Accusations that the health care reform bill now pending in the House of Representatives would use "death panels" to deny care to sick seniors and children with birth defects have taken center stage in the health care debate, giving the Obama administration even more of an uphill climb in getting the measures enacted into law.
But health care experts – even those who do not support the version of the health care reform bill now being discussed – note that these accusations are shocking, inflammatory and incorrect.
At issue is a 10-page section of a 1,000-page House health care reform bill on "advanced care planning consultations." These consultations would reimburse a doctor for talking with a patient once every five years about what kind of care they want near the end of life.
The provisions spurred conservatives, including former New York Lt. Governor Betsy McCaughey, a Republican and now a conservative commentator, to charge that these consultations would ration health care for elderly and "tell them [seniors] how to end their life sooner, how to decline nutrition, how to decline being hydrated, how to go into hospice care."

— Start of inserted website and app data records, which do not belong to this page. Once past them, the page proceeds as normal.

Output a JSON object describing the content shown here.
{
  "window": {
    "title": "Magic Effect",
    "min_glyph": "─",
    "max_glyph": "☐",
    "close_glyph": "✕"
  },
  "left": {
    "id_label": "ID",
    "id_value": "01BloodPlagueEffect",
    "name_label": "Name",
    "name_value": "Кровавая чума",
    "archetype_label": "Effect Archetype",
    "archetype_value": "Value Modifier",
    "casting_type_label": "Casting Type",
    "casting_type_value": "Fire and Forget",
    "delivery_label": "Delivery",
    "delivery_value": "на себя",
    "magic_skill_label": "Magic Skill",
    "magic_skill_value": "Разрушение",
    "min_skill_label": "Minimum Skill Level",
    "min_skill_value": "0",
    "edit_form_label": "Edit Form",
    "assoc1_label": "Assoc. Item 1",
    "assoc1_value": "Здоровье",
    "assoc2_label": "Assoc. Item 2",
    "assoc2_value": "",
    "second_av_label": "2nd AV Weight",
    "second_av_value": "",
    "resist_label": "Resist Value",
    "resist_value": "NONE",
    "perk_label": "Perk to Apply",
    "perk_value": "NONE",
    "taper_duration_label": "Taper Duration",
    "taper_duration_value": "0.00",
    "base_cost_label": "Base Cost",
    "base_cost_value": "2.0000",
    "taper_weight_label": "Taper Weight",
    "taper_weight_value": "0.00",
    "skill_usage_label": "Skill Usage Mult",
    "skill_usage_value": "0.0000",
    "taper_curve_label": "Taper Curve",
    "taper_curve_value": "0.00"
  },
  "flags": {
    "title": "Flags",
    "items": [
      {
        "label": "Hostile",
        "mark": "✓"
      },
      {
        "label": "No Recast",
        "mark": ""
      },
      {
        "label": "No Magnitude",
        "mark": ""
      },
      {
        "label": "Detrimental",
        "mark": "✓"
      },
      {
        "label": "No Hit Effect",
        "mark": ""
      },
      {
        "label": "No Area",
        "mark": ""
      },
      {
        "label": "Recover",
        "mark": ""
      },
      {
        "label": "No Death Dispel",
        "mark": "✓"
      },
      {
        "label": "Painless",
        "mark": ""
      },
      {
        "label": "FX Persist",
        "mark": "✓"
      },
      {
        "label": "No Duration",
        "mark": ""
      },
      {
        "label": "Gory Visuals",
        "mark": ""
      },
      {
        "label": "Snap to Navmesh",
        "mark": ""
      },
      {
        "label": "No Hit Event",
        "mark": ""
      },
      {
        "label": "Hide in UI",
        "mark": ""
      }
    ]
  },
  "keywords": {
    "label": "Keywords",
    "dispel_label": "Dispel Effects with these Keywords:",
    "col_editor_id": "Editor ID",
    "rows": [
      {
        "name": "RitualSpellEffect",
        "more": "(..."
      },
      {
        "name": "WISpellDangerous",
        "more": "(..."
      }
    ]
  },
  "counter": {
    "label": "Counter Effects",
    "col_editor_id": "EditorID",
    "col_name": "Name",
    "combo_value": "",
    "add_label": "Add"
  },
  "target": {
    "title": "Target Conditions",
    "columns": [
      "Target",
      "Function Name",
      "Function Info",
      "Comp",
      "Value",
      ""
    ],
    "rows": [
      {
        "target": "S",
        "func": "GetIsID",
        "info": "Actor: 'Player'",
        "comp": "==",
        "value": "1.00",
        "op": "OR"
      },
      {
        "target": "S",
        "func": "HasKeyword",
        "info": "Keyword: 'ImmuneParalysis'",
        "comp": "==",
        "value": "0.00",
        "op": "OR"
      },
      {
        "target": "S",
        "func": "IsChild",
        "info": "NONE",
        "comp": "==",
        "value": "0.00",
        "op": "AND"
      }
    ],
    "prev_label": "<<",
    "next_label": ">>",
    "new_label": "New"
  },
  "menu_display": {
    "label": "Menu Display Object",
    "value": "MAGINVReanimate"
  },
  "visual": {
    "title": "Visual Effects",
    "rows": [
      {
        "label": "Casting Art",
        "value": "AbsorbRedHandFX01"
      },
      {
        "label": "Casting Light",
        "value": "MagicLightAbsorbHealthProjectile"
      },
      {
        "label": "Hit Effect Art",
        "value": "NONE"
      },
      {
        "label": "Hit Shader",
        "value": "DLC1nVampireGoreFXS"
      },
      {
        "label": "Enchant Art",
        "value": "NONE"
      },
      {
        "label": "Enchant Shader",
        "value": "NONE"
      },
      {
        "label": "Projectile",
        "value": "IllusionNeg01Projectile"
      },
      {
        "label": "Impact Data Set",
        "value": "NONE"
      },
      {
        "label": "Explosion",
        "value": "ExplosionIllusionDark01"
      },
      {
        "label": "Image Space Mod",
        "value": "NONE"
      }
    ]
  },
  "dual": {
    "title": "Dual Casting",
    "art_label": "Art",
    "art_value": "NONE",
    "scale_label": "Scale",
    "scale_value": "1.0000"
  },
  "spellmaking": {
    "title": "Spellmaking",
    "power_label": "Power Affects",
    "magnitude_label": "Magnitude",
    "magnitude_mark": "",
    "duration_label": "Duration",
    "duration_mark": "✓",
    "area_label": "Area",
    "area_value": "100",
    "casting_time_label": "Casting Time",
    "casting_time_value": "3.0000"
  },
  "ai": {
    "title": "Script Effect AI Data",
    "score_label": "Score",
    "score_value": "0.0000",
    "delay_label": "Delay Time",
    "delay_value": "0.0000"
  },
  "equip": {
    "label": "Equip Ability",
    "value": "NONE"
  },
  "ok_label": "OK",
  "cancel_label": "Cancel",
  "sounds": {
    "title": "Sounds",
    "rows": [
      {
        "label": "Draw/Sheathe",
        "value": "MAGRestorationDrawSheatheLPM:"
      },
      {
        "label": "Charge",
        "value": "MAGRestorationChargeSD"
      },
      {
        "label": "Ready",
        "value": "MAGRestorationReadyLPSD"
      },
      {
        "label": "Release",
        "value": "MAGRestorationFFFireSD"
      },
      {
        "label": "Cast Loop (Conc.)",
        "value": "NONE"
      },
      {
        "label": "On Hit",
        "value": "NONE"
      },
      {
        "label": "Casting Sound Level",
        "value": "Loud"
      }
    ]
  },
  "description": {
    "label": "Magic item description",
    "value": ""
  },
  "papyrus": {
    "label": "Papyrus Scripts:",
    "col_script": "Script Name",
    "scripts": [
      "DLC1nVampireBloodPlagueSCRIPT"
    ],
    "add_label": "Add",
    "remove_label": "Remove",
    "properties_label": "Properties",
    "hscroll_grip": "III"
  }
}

That led to shouts of "This is euthanasia!" from angry citizens at health care town halls all across the nation hosted by members of the House or Representatives. One person said, "Adolf Hitler called his program the 'Final Solution.' What will we call ours?"
In fact, doctors and supporters say, the intent of the measure is not for doctors to tell patients what to do, but to give doctors more incentives to talk to patients about all of their options.
The provision cited by McCaughey requires only that Medicare cover end-of-life consultations for patients who want it. It does not force clinicians to provide them or patients to undergo them, doctors say.
"Advance care planning has nothing to do with 'rationing care,' and calling it 'death panels' is derogatory and preposterous," said Dr. Marcin Chwistek, an attending physician in oncology with the pain and palliative care program at Fox Chase Cancer Center in Philadelphia. "I sincerely hope that such consultations will initiate what has been long due in the American health care system -- a thoughtful care that results from careful discussions and planning between patients and their doctors, as opposed to a care that is chaotic, based on assumptions, and frequently in conflict with patients' deep held values."
Currently, Medicare doesn't pay for consultations focusing on end-of-life care. Under the bill, Medicare beneficiaries would have them covered every five years, or more frequently if the individual's clinical condition deteriorates.
In addition to the coverage expansion, the bill also calls on the Medicare system to adopt quality standards for end-of-life care.
The AARP defended the legislation too. In a statement, the powerful seniors' lobbying group said McCaughey's charges were "rife with gross -- and even cruel – distortions... McCaughey's criticism misinterprets legislation that would actually help empower individuals and doctors to make their own choices on end-of-life care."
"Right now it seems there is an intentional effort to distort what's in the legislation and that's confusing the public debate," AARP executive vice president of policy John Rother said.
In La Crosse, Wis., such "end-of-life consultations" are already common because of a program put in place by a local hospital.